Critical transitions or tipping points are widely implemented in complex systems such as economics, climate, biology, and etc., as the analysis of the early-warning signals for unexpected changes of the systems. Generally, three categories of tipping are respectively due to bifurcation, noise fluctuation and changing rate of external conditions. My research focuses on rate-induced tipping to explore the critical level of the varying external conditions, acting as the early-warning predictions, under the supervision of Prof. Wieczorek at University College Cork, Ireland.
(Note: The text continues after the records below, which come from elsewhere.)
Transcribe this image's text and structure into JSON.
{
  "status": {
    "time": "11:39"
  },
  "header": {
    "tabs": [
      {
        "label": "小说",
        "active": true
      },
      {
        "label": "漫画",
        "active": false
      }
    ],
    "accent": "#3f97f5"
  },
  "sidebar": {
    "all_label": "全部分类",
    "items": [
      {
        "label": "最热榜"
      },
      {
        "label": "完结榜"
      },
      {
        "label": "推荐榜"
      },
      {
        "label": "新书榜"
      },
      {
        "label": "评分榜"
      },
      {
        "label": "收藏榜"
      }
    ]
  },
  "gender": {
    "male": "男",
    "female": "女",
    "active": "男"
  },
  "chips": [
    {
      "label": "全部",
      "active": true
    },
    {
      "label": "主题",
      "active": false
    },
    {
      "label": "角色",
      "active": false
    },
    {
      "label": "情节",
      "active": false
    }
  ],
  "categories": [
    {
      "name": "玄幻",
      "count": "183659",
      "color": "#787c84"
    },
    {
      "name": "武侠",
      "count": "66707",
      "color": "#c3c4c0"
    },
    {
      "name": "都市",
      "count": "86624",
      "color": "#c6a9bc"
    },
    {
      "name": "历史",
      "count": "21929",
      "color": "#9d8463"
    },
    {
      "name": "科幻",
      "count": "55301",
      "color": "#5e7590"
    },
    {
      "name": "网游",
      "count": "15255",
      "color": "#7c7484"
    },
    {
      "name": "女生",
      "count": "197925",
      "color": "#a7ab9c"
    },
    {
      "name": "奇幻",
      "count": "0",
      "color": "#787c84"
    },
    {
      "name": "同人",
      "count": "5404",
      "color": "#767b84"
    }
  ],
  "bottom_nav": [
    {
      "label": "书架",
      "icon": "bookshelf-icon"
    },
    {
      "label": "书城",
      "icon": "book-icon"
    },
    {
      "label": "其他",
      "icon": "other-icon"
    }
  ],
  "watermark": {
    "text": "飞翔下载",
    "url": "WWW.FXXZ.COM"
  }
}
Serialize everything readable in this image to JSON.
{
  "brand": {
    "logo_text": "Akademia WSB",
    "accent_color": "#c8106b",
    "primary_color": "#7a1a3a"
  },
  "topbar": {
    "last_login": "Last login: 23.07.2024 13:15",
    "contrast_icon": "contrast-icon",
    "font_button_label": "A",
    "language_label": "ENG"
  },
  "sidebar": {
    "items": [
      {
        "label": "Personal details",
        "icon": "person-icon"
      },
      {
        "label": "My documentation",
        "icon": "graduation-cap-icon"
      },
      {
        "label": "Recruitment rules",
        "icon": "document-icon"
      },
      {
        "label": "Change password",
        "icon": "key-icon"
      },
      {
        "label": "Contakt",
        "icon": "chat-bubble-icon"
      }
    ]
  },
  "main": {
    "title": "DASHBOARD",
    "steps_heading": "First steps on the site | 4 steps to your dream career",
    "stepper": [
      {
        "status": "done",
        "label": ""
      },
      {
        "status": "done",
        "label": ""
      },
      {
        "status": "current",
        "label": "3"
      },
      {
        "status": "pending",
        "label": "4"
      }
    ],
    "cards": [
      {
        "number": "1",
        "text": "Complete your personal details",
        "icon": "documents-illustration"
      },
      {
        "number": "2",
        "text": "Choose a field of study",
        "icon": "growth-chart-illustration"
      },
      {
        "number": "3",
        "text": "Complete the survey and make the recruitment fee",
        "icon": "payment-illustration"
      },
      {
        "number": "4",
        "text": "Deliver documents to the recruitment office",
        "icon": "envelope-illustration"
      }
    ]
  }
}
And I hold a MSc in Mechanical Engineering from EPFL, Switzerland and a B.E. in Mechatronics Engineering from Harbin Institute of Technology, China.
Peter Ashwin (University of Exeter)
Research expertise: Bifurcation theory, Coupled system dynamics, Tipping points _____________________________
Henk Dijkstra (Utrecht University)
Research expertise: Dynamical Systems, Climate Dynamics ______________________________
Peter Ditlevsen (Niels Bohr Institute)
Research expertise: Climate research, Turbulence, Meteorology, Complex systems, Time series analysis and Statistical physics
Jeroen Lamb (Imperial College London)
Research expertise: Local and global bifurcation theory, Dynamics and spatio-temporal symmetry, Aperiodic tilings (Quasicrystals, tiling dynamical systems), Random dynamical systems, Network dynamical systems __________________________ ______________________
Tim Lenton (University of Exeter)
Research expertise: Earth system science, Climate change, Global biogeochemical cycles, Co-evolution of life and the planet, Paleo-climate modelling
Egbert van Nes (Wageningen University)
Research expertise: Theoretical ecology, Ecological models, Critical transitions, Resilience indicators
Tobias Oertel-Jäger (Friedrich-Schiller-Universität Jena)
Research expertise: Ergodic theory and dynamical systems, Low-dimensional dynamics, Non-autonomous bifurcation theory, Fractal attractors
Rafael Obaya (University of Valladolid)
Research expertise: Nonautonomous dynamics, Bifurcation theory, Nonautonomous control theory, Mathematical modelization
Kathrin Padberg-Gehle (Technische Universität Dresden)
Research expertise: Computational dynamics, Numerical ergodic theory, Nonautonomous dynamics, Transport
Martin Rasmussen (Imperial College London)
Research expertise: Nonautonomous dynamical systems, Random dynamical systems, Bifurcation theory
Jan Sieber (University of Exeter)
Research expertise: Nonlinear dynamics, Effects of delays, Tracking of unstable phenomena in experiments
Didier Sornette (ETH Zürich)
Research expertise: Predictability and control of crises and extreme events in complex systems, Financial bubbles and crashes, Earthquake physics and geophysics, Dynamics of social networks and the complex system approach to medicine_______________________________________
Sebastian Wieczorek (University College Cork)
Research expertise: Dynamical Systems, Applied Bifurcation Theory, Nonlinear Science, Tipping Points